|International Classification||G06F3/14, G06F3/033, H04L12/18, H04L29/08, H04L29/06, H04N7/15, G06F3/048|
|Cooperative Classification||H04L29/06, H04N7/15, G09G2360/04, H04L29/06027, H04L12/1818, G06F3/0481, H04L69/329, H04L67/1095, H04L67/36, H04L67/38, G06F3/1454, H04L65/403|
|European Classification||G06F3/14T, G06F3/0481, H04L12/18D1, H04L29/08N9R, H04N7/15, H04L29/06, H04L29/08N35, H04L29/06M4C|

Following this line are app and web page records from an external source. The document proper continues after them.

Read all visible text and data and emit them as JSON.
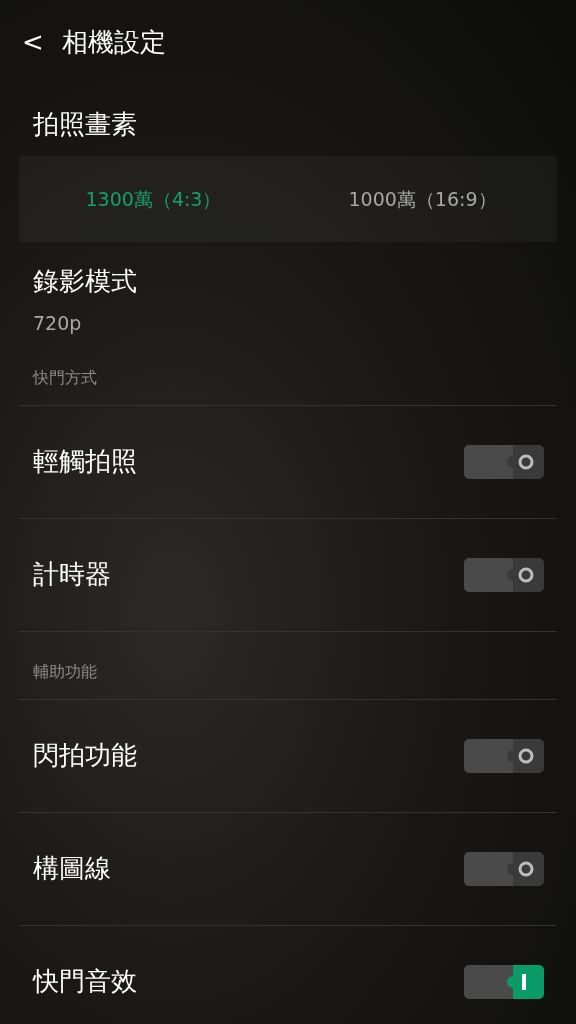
{
  "header": {
    "back": "<",
    "title": "相機設定"
  },
  "photo_resolution": {
    "label": "拍照畫素",
    "options": [
      {
        "label": "1300萬（4:3）",
        "selected": true
      },
      {
        "label": "1000萬（16:9）",
        "selected": false
      }
    ]
  },
  "video_mode": {
    "label": "錄影模式",
    "value": "720p"
  },
  "sections": [
    {
      "title": "快門方式",
      "items": [
        {
          "label": "輕觸拍照",
          "on": false
        },
        {
          "label": "計時器",
          "on": false
        }
      ]
    },
    {
      "title": "輔助功能",
      "items": [
        {
          "label": "閃拍功能",
          "on": false
        },
        {
          "label": "構圖線",
          "on": false
        },
        {
          "label": "快門音效",
          "on": true
        }
      ]
    }
  ]
}
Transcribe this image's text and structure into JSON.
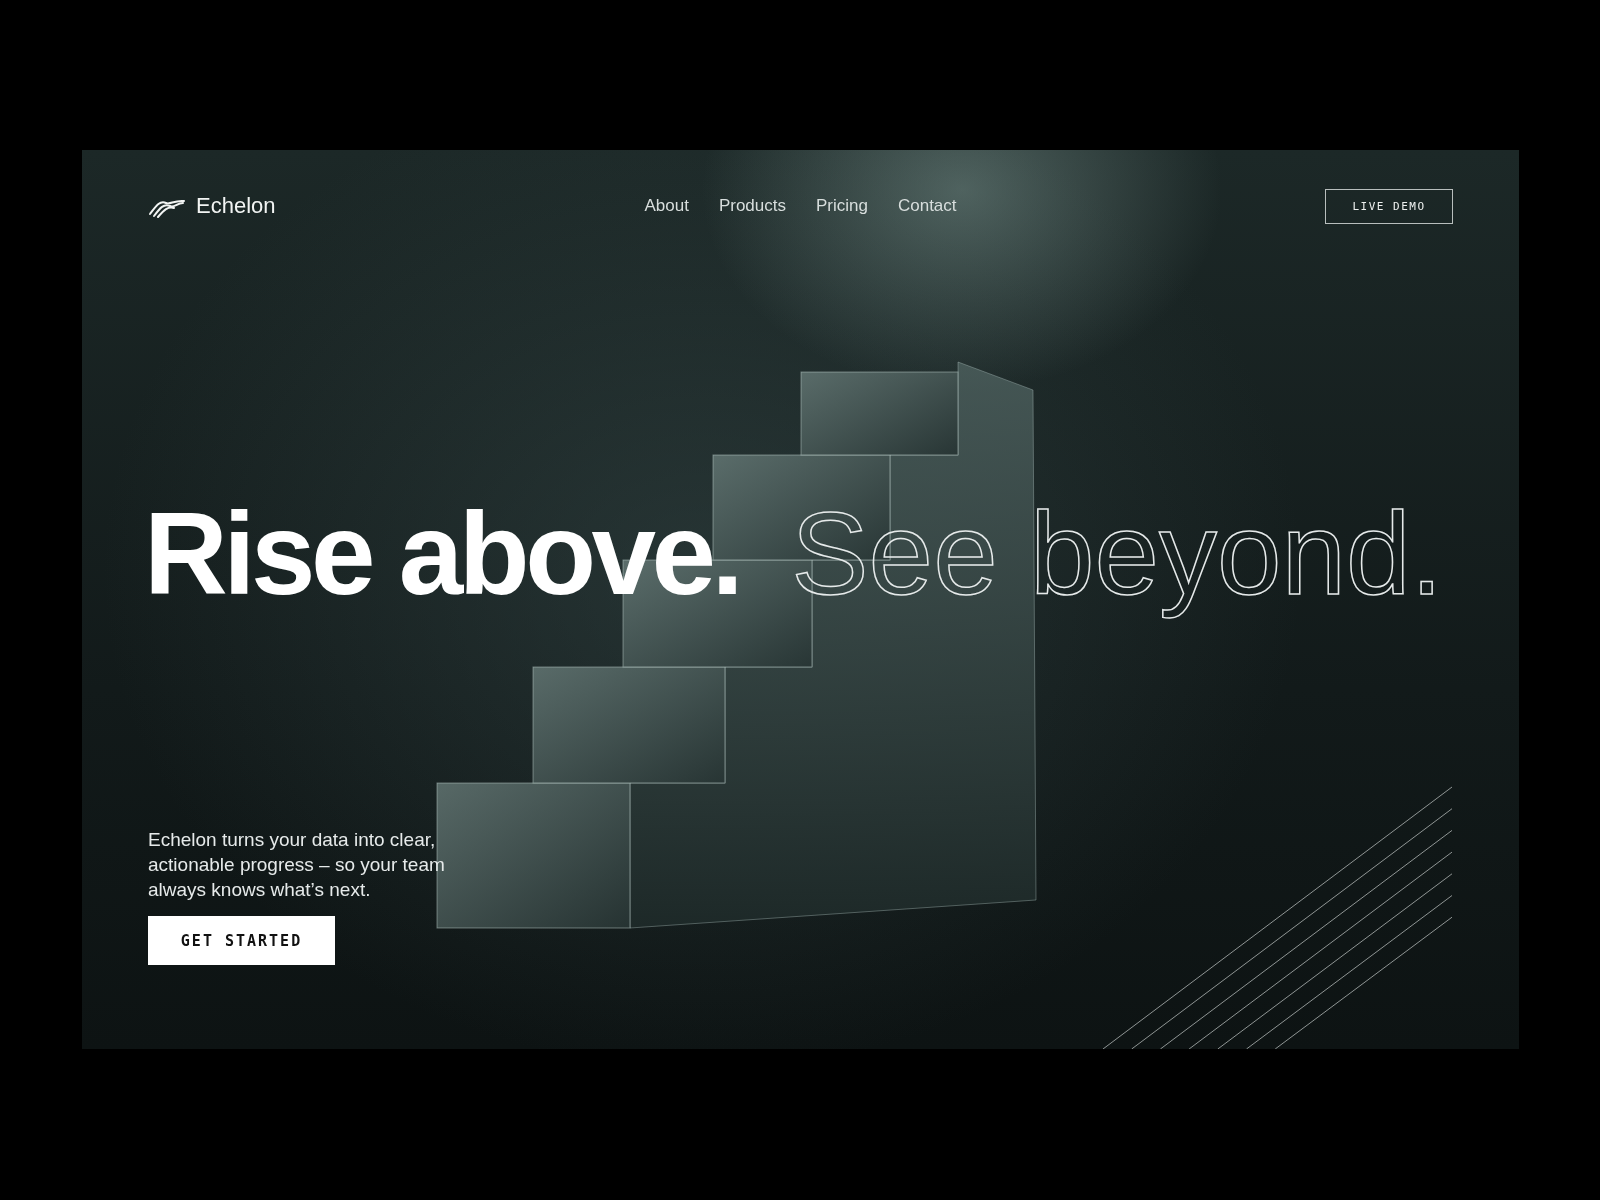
{
  "brand": {
    "name": "Echelon"
  },
  "nav": [
    {
      "label": "About"
    },
    {
      "label": "Products"
    },
    {
      "label": "Pricing"
    },
    {
      "label": "Contact"
    }
  ],
  "header_button": {
    "label": "LIVE DEMO"
  },
  "headline": [
    {
      "text": "Rise above.",
      "kind": "solid"
    },
    {
      "text": "See beyond.",
      "kind": "outline"
    }
  ],
  "description": "Echelon turns your data into clear, actionable progress – so your team always knows what’s next.",
  "cta": {
    "label": "GET STARTED"
  }
}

|Apr 23, 2001||FPAY||Fee payment|
Year of fee payment: 4
|Aug 31, 2005||REMI||Maintenance fee reminder mailed|
|Feb 10, 2006||LAPS||Lapse for failure to pay maintenance fees|
|Apr 11, 2006||FP||Expired due to failure to pay maintenance fee|
Effective date: 20060210